Hell, it was hard to tell us apart. We were both round bodied and a bit out of shape. But I always saw Belle in a jovial light. She had a merry way about her, and her laugh was infectious; it reminded me if Christmas bells, tingly, jingling and warm. I miss her. She was happy, giving and warm.
Upon reflection, these are the attributes I look for in friends. Rachelle holds a special place in my heart. I work with her and have found her to be a superb listener and always seems to know how to dole out the right advice. It seems no issue is too large to solve, and I would love to duplicate her upbeat nature in me.
It was our mutual interest in books, not our hiring at the same company that brought us together. She desperately wants to be a great writer. I know she will be. As our friendship deepens, she has helped me realize my own potential. Although younger than I, Rachelle has lived a much tougher life. I could say I know this as hear her words of advice.

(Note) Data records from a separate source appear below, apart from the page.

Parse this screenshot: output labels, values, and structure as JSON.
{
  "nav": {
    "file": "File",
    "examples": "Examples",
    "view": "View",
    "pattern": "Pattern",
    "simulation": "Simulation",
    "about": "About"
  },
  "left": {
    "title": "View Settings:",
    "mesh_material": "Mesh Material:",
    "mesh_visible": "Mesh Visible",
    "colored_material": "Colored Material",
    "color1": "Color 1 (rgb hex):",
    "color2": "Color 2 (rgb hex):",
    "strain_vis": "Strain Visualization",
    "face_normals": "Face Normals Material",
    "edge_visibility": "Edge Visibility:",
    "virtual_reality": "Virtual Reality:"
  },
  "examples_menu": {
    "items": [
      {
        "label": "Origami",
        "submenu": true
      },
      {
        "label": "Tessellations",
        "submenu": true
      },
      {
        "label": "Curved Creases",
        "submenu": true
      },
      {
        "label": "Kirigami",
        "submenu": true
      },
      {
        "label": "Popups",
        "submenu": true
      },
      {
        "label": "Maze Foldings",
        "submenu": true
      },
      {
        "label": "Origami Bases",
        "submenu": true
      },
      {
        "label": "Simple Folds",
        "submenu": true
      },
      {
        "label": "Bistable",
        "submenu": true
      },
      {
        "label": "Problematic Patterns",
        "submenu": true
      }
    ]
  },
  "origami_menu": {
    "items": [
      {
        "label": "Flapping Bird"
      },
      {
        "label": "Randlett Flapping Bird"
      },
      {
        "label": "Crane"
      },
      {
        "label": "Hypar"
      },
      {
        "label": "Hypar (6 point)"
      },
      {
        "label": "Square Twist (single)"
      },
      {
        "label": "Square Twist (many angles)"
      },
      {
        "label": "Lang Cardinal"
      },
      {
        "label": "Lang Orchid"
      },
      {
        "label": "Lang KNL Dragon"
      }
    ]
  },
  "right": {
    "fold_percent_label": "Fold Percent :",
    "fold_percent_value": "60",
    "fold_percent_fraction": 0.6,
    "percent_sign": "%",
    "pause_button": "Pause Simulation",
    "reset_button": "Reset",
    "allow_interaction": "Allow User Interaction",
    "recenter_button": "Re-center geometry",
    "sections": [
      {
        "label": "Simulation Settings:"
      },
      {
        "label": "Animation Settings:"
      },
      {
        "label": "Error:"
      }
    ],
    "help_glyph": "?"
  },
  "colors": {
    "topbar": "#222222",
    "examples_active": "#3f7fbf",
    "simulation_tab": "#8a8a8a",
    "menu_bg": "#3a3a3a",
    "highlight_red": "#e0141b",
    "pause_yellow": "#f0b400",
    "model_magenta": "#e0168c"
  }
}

It's not only in her words. She has the oldest eyes, and for all of cheerful nature, there is a immeasurable and profound sadness. I have such deep affection for her. Perhaps one day I will have the words that will quell the sadness in her big brown eyes. My books, of course, would be my life long friends. Oh the joy I feel to crack open a new book.
I am desperately trying to come up with the words that would describe the anticipation. As I flip through the pages in contemplating of the next, I am in constant thought of the person that breathes life into the characters. Do they see themselves in them? Are they writing about that which they aspire to be? Is the dying child theirs? Then there are all my old favorites. Lying in bed at night I would wait ever so patiently for my father to come in and pick up that great big shiny red poetry book. Ican still vividly feel how Jack did climb that giant beanstalk. I remember the sleepless nights after discovering the very next year, I would learn how to read.
Then I recall my father telling me he would teach me prior to class in the fall. He couldn't possibly watch me sicken myself from lack of sleep. Oh the excitement! How helpless Rapunzel and Cinderella's prince were! I recall the feeling when Belle and I had discovered "Are you there God, it's me Margaret?" We had not yet gotten our periods, so we read with breathless anticipation as Margaret discovered her body grow. Needless to say, Belle andI had much to discuss. On and on I could go. Indeed knowing my books have always been my greatest passion and my books have always been my most distinguished friends.
It is a wonderful experience verbalizing how precious my friends are. While I shall always love Belle, Rachelle and the friends I make in the future, I celebrate all of those marvelous pages that have guided me through my life. o.